▶ _WORK INSTRUCTIONS_
Locate and copy each line in the data that contains the word "Limousine".

▶ _DATA RECORDS_

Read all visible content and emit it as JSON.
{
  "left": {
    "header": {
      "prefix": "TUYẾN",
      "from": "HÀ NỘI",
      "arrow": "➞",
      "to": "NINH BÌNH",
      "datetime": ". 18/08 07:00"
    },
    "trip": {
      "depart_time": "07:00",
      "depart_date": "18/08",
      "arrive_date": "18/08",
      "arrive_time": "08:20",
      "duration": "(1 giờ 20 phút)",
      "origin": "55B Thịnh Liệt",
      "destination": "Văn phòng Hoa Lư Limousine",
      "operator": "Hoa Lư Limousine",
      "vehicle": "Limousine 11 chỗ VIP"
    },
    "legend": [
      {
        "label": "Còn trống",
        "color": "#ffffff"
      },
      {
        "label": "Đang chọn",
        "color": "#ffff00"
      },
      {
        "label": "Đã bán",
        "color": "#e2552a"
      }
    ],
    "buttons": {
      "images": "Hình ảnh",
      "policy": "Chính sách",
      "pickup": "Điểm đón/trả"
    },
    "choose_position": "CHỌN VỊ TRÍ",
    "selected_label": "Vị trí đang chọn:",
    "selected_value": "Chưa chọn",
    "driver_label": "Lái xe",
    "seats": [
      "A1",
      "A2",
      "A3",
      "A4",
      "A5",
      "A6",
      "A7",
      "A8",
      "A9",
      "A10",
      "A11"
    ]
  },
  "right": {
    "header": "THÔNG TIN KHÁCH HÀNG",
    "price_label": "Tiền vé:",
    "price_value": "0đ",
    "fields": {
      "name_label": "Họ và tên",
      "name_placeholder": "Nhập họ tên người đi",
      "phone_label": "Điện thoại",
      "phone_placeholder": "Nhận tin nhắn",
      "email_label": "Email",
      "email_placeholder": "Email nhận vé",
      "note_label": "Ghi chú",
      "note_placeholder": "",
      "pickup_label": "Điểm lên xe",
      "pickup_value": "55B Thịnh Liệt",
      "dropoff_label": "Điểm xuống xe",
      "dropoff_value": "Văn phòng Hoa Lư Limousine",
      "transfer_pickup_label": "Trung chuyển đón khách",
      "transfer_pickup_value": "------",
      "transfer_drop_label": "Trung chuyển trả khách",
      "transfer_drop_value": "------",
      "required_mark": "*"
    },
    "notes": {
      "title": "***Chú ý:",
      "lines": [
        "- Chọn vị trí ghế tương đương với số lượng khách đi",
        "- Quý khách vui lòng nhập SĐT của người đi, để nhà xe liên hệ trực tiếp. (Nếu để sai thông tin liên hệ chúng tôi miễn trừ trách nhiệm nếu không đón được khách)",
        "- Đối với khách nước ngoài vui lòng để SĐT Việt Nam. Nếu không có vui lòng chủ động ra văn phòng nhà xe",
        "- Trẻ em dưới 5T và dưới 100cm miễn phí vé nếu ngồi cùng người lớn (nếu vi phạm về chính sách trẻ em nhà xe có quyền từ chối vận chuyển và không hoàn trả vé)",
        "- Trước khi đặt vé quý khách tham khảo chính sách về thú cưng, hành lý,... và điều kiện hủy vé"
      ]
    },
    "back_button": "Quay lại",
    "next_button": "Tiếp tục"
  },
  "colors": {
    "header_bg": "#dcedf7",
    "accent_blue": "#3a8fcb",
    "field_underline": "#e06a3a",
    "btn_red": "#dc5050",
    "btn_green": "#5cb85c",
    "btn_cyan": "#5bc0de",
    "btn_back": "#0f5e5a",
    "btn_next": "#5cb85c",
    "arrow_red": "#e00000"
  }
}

▶ _ANSWER TO THIS TASK_
      "destination": "Văn phòng Hoa Lư Limousine",
      "operator": "Hoa Lư Limousine",
      "vehicle": "Limousine 11 chỗ VIP"
      "dropoff_value": "Văn phòng Hoa Lư Limousine",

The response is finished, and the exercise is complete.